David Binney: South (2001)
Soft complex textures trade places with raucous screaming solos. Rich horn arrangements belie the modernity of this recording. The same worn out path or a new direction? Neither. An able and ample continuation of the layered sublimity derived from Miles Davis' late electric period and culminating with John McLaughlin's genius post-bop The Heart of Things.
Musicianship is paramount. Complexity emerges from great orchestration. Catchy hooks and whistle-able humdinger melodies open into freer heart-wrenching loquacious solo sections. Binney and Chris Potter scream and scorch their way through Kenny Garrett-esque frenzy. Adam Rodgers gets to tip his overdrive pedal and Scott Colley and Brian Blade, and sometimes Jim Black, pound like a gale against the tent wall, incessantly driving the ferocious rhythm, exciting and propeling the weaving soloist through a chicanery of brotherhood: transience; a dynamic fraternity of fleeting bedfellows interspersed amongst polyrhythmic peaks.

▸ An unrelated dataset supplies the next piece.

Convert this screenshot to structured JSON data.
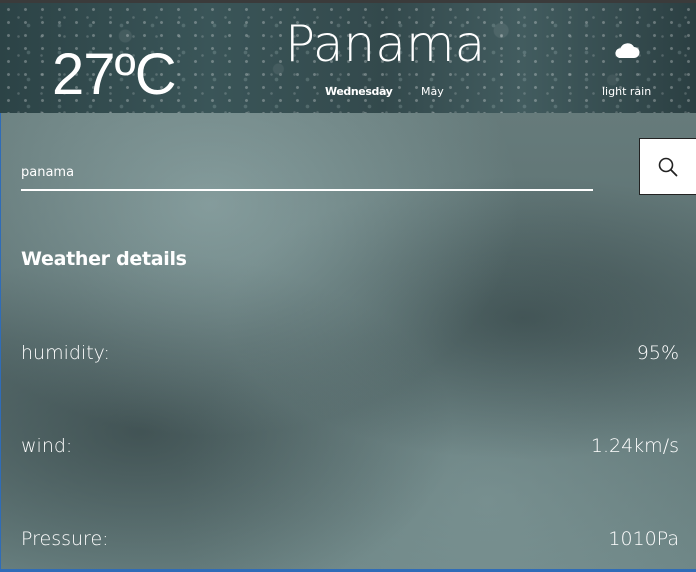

That's not to say the music is never calm, collected, even calculated. The quieter passages better suit the relatively straight-laced Uri Caine, and also provide a platform for rest and a moment's breath. But it is only for a moment, and we are soon up again kicking in to the next slope, transporting to new musical heights on this leviathan of modern jazz.
Track Listing: 1 Out Beyond Ideas 2 Moment In Memory 3 The Global Soul 4 Leaving The Sea 5 Von Joshua 6 Traveler 7 New York Nature 8 Southpaw 9 The Global Soul (Reprise) 10 Tangles Outcome 11 South
Personnel: David Binney - alto & oprano saxophone; Chris Potter - tenor saxophone; Adam Rodgers - guitars; Uri Caine - piano; Scott Colley - bass; Brian Blade -drums; Jim Black - drums on #5 & #10.
Record Label: ACT Music
Style: Modern Jazz